The Australian Women Writers Challenge 2012: how did I go?

After completing the recent survey on the Australian Women Writers Challenge website I decided it was time I looked at my reading and reviewing of books by Australian women writers in 2012. On the Overland website Jane Gleeson-White has declared 2012 the year of Australian women writers, and has provided a fantastic summary of the year in relation to … Continue reading The Australian Women Writers Challenge 2012: how did I go?

The alpha brother: Annabel Smith on Whisky Charlie Foxtrot

Fremantle Press, November 2012 9781922089144 (buy paperback, ebook) Whisky and Charlie are identical twins, but they couldn't be more different. Whisky is in a coma after a serious accident, and Charlie has to face up to the kind of brother—and person—he's become. Whisky Charlie Foxtrot moves between the brothers' earlier lives and their difficult present. It's a great … Continue reading The alpha brother: Annabel Smith on Whisky Charlie Foxtrot

Review of All the Way Home by Kristin Henry on Cordite

My latest review for Cordite Poetry Review is of Kristin Henry's compelling, neatly written verse novel All the Way Home. It's about Jesse, the son of a travelling salesman, who falls in love and takes his small family to go live on a commune in NSW. The book is full of tension, music, and careful imagery. Read the full … Continue reading Review of All the Way Home by Kristin Henry on Cordite

Dignified survival: Courtney Collins on The Burial

Allen & Unwin September 2012 9781743311875 (buy paperback, ebook) When Courtney Collins' debut novel The Burial landed in my pile last month, it went straight to the top. Set in the early C20th, it's inspired by the story of Australia's last bushranger, Jessie Hickman. Jessie has done something she can't turn back from, and spends the majority … Continue reading Dignified survival: Courtney Collins on The Burial

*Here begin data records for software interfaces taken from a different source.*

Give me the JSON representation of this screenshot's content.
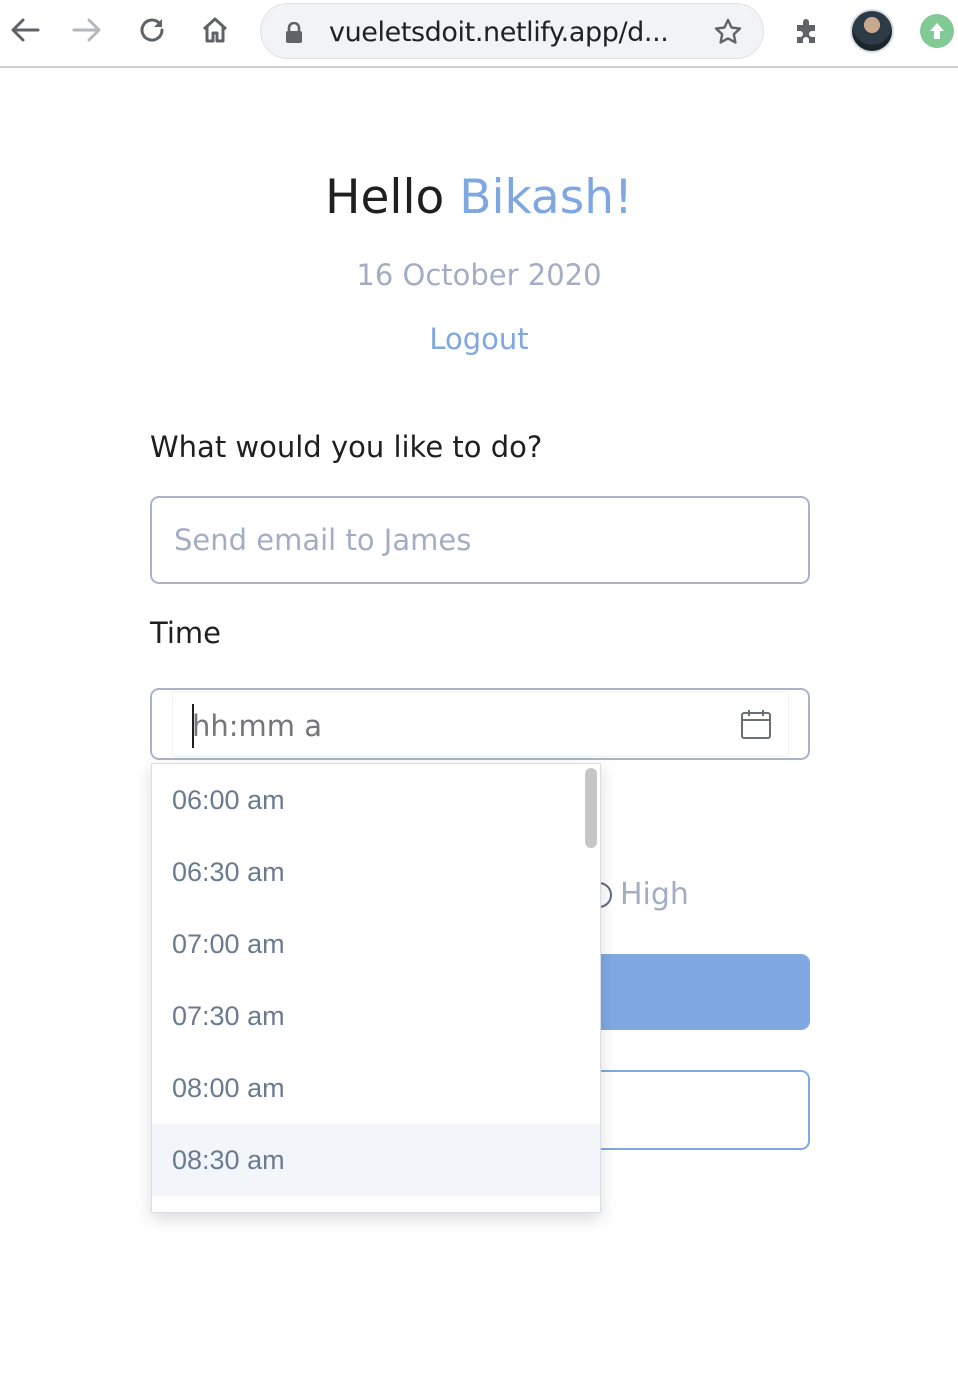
{
  "browser": {
    "url": "vueletsdoit.netlify.app/d...",
    "icons": [
      "back-arrow-icon",
      "forward-arrow-icon",
      "reload-icon",
      "home-icon",
      "lock-icon",
      "star-icon",
      "extensions-puzzle-icon",
      "profile-avatar",
      "update-arrow-icon"
    ]
  },
  "header": {
    "greeting": "Hello ",
    "username": "Bikash!",
    "date": "16 October 2020",
    "logout": "Logout"
  },
  "form": {
    "task_label": "What would you like to do?",
    "task_placeholder": "Send email to James",
    "time_label": "Time",
    "time_placeholder": "hh:mm a",
    "priority_visible_option": "High"
  },
  "time_dropdown": {
    "options": [
      "06:00 am",
      "06:30 am",
      "07:00 am",
      "07:30 am",
      "08:00 am",
      "08:30 am"
    ],
    "highlighted": "08:30 am"
  },
  "colors": {
    "accent": "#7fa7e1",
    "muted_text": "#a3aec5",
    "input_border": "#a9b4c6",
    "button_blue": "#80a8e3",
    "dropdown_hover": "#f2f6fb"
  }
}
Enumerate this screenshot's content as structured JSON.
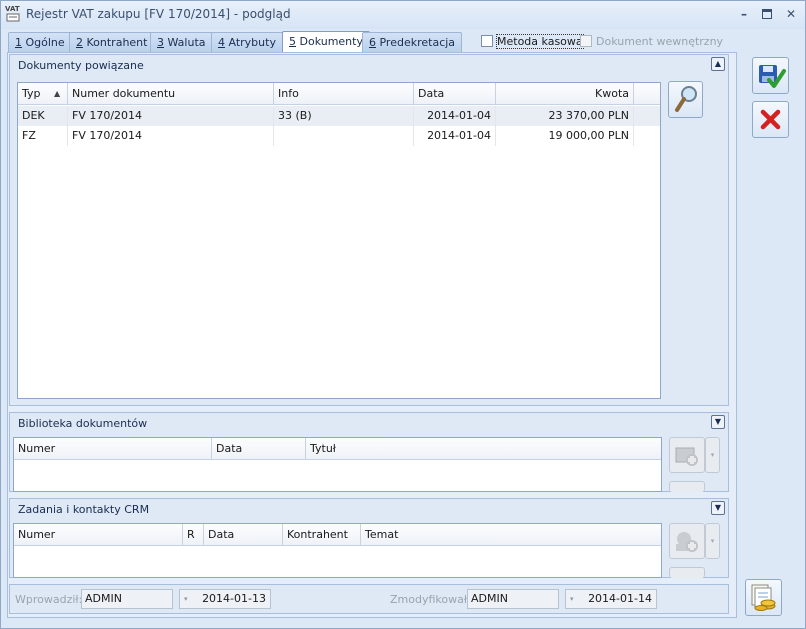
{
  "window": {
    "icon_text": "VAT",
    "title": "Rejestr VAT zakupu [FV 170/2014] - podgląd"
  },
  "tabs": [
    {
      "key": "1",
      "label": " Ogólne"
    },
    {
      "key": "2",
      "label": " Kontrahent"
    },
    {
      "key": "3",
      "label": " Waluta"
    },
    {
      "key": "4",
      "label": " Atrybuty"
    },
    {
      "key": "5",
      "label": " Dokumenty"
    },
    {
      "key": "6",
      "label": " Predekretacja"
    }
  ],
  "options": {
    "metoda_kasowa": "Metoda kasowa",
    "dokument_wewnetrzny": "Dokument wewnętrzny"
  },
  "related_docs": {
    "title": "Dokumenty powiązane",
    "columns": [
      "Typ",
      "Numer dokumentu",
      "Info",
      "Data",
      "Kwota"
    ],
    "sort_indicator": "▲",
    "rows": [
      {
        "typ": "DEK",
        "numer": "FV 170/2014",
        "info": "33 (B)",
        "data": "2014-01-04",
        "kwota": "23 370,00 PLN"
      },
      {
        "typ": "FZ",
        "numer": "FV 170/2014",
        "info": "",
        "data": "2014-01-04",
        "kwota": "19 000,00 PLN"
      }
    ]
  },
  "library": {
    "title": "Biblioteka dokumentów",
    "columns": [
      "Numer",
      "Data",
      "Tytuł"
    ]
  },
  "crm": {
    "title": "Zadania i kontakty CRM",
    "columns": [
      "Numer",
      "R",
      "Data",
      "Kontrahent",
      "Temat"
    ]
  },
  "footer": {
    "entered_label": "Wprowadził:",
    "entered_by": "ADMIN",
    "entered_date": "2014-01-13",
    "modified_label": "Zmodyfikował:",
    "modified_by": "ADMIN",
    "modified_date": "2014-01-14"
  },
  "colors": {
    "save_icon": "#2a5db0",
    "check_green": "#2e9e2e",
    "cancel_red": "#d42020"
  }
}
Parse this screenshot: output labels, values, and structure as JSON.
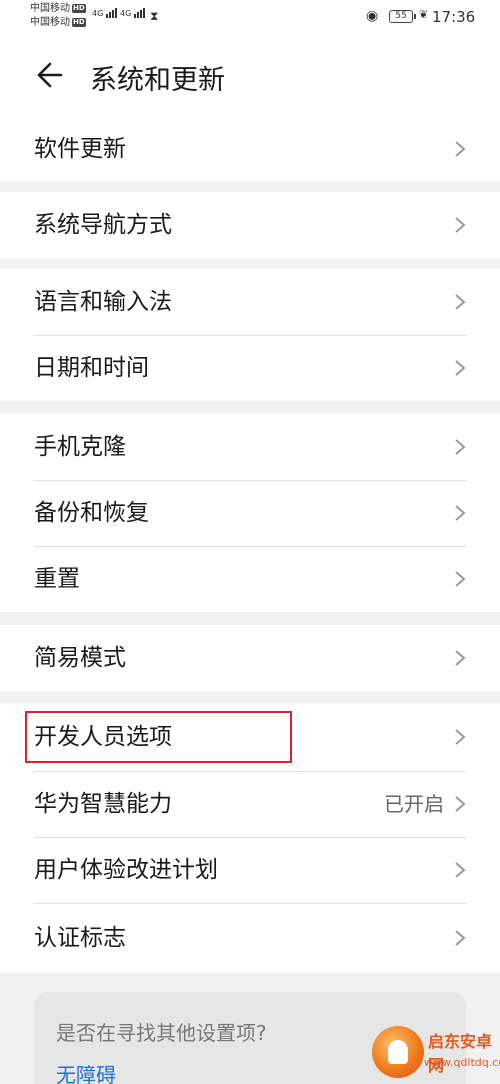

Home, strange home: Fishing for Tigers by Emily Maguire

Picador, 9781742610832 September 2012 (buy paperback, ebook) A version of this article was originally published in The Big Issue no. 415. Somewhere around the six-week mark of Emily Maguire’s 2008 visit to Hanoi, she realised she was in love: 'Actual love—the kind where you wake up smiling in anticipation, and you fall asleep deeply, deeply happy every … Continue reading Home, strange home: Fishing for Tigers by Emily Maguire

20 classics #13: The Fortunes of Richard Mahony by Henry Handel Richardson

I’m reading 20 classic, modern-classic or cult books. Read more about this project here. See the other classics here. Why did I want to read it? I haven’t yet reviewed an Australian classic in this series, and The Lifted Brow also asked me to choose one of the Text Classics range to introduce for their October issue. There was a … Continue reading 20 classics #13: The Fortunes of Richard Mahony by Henry Handel Richardson

Parsley and blood: Bitter Greens by Kate Forsyth

April 2012 Random House 9781741668452 (buy paperback, ebook) I love a good historical novel: the ability to contrast past and present, to be absorbed in a world that’s (mainly) unfamiliar, and to experience vastly different circumstances, pressures, and social customs. Kate Forsyth allows us to taste, smell and feel 16th Century Italy and late 17th … Continue reading Parsley and blood: Bitter Greens by Kate Forsyth